• _Task directions_
Each line in the records below that has the word "Configuration" should be copied.

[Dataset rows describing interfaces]
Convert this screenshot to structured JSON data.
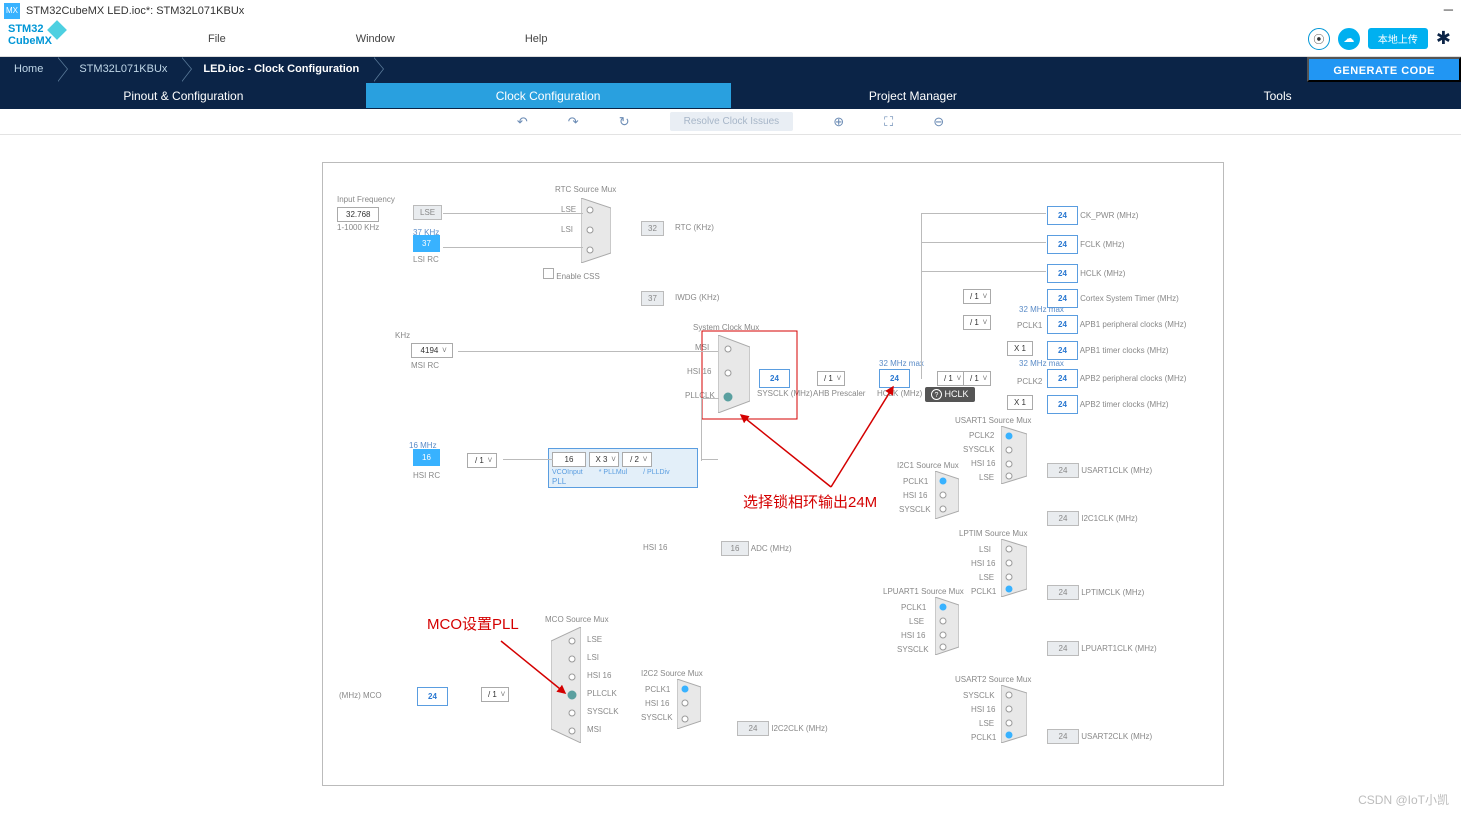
{
  "window": {
    "title": "STM32CubeMX LED.ioc*: STM32L071KBUx",
    "min": "─"
  },
  "menu": {
    "file": "File",
    "window": "Window",
    "help": "Help"
  },
  "logo": {
    "l1": "STM32",
    "l2": "CubeMX"
  },
  "upload": "本地上传",
  "breadcrumb": {
    "home": "Home",
    "mcu": "STM32L071KBUx",
    "file": "LED.ioc - Clock Configuration"
  },
  "generate": "GENERATE CODE",
  "tabs": {
    "pinout": "Pinout & Configuration",
    "clock": "Clock Configuration",
    "project": "Project Manager",
    "tools": "Tools"
  },
  "toolbar": {
    "undo": "↶",
    "redo": "↷",
    "refresh": "↻",
    "resolve": "Resolve Clock Issues",
    "zoomin": "⊕",
    "fit": "⛶",
    "zoomout": "⊖"
  },
  "annotations": {
    "pll": "选择锁相环输出24M",
    "mco": "MCO设置PLL"
  },
  "clk": {
    "input_freq": "Input Frequency",
    "v32768": "32.768",
    "range_lse": "1-1000 KHz",
    "lse": "LSE",
    "lsi": "LSI RC",
    "lsi_f": "37 KHz",
    "v37": "37",
    "rtc_mux": "RTC Source Mux",
    "lse_l": "LSE",
    "lsi_l": "LSI",
    "enable_css": "Enable CSS",
    "rtc_out": "RTC (KHz)",
    "v3_2": "32",
    "iwdg": "IWDG (KHz)",
    "v37b": "37",
    "msi": "MSI RC",
    "khz": "KHz",
    "v4194": "4194",
    "hsi": "HSI RC",
    "hsi_f": "16 MHz",
    "v16": "16",
    "div1": "/ 1",
    "sys_mux": "System Clock Mux",
    "msi_l": "MSI",
    "hsi16": "HSI 16",
    "pllclk": "PLLCLK",
    "sysclk": "SYSCLK (MHz)",
    "v24": "24",
    "ahb": "AHB Prescaler",
    "hclk": "HCLK (MHz)",
    "max32": "32 MHz max",
    "ck_pwr": "CK_PWR (MHz)",
    "fclk": "FCLK (MHz)",
    "hclk2": "HCLK (MHz)",
    "ctm": "Cortex System Timer (MHz)",
    "apb1": "APB1 peripheral clocks (MHz)",
    "apb1t": "APB1 timer clocks (MHz)",
    "apb2": "APB2 peripheral clocks (MHz)",
    "apb2t": "APB2 timer clocks (MHz)",
    "x1": "X 1",
    "pclk1": "PCLK1",
    "pclk2": "PCLK2",
    "pll": "PLL",
    "vcoin": "VCOInput",
    "pllmul": "* PLLMul",
    "plldiv": "/ PLLDiv",
    "x3": "X 3",
    "d2": "/ 2",
    "adc": "ADC (MHz)",
    "v16a": "16",
    "usart1_mux": "USART1 Source Mux",
    "usart1": "USART1CLK (MHz)",
    "i2c1_mux": "I2C1 Source Mux",
    "i2c1": "I2C1CLK (MHz)",
    "lptim_mux": "LPTIM Source Mux",
    "lptim": "LPTIMCLK (MHz)",
    "lpuart_mux": "LPUART1 Source Mux",
    "lpuart": "LPUART1CLK (MHz)",
    "usart2_mux": "USART2 Source Mux",
    "usart2": "USART2CLK (MHz)",
    "i2c2_mux": "I2C2 Source Mux",
    "i2c2": "I2C2CLK (MHz)",
    "mco_mux": "MCO Source Mux",
    "mco": "(MHz) MCO",
    "sysclk_l": "SYSCLK",
    "msi_s": "MSI",
    "tooltip": "HCLK"
  }
}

• _Exercise output_
    "file": "LED.ioc - Clock Configuration"
    "pinout": "Pinout & Configuration",
    "clock": "Clock Configuration",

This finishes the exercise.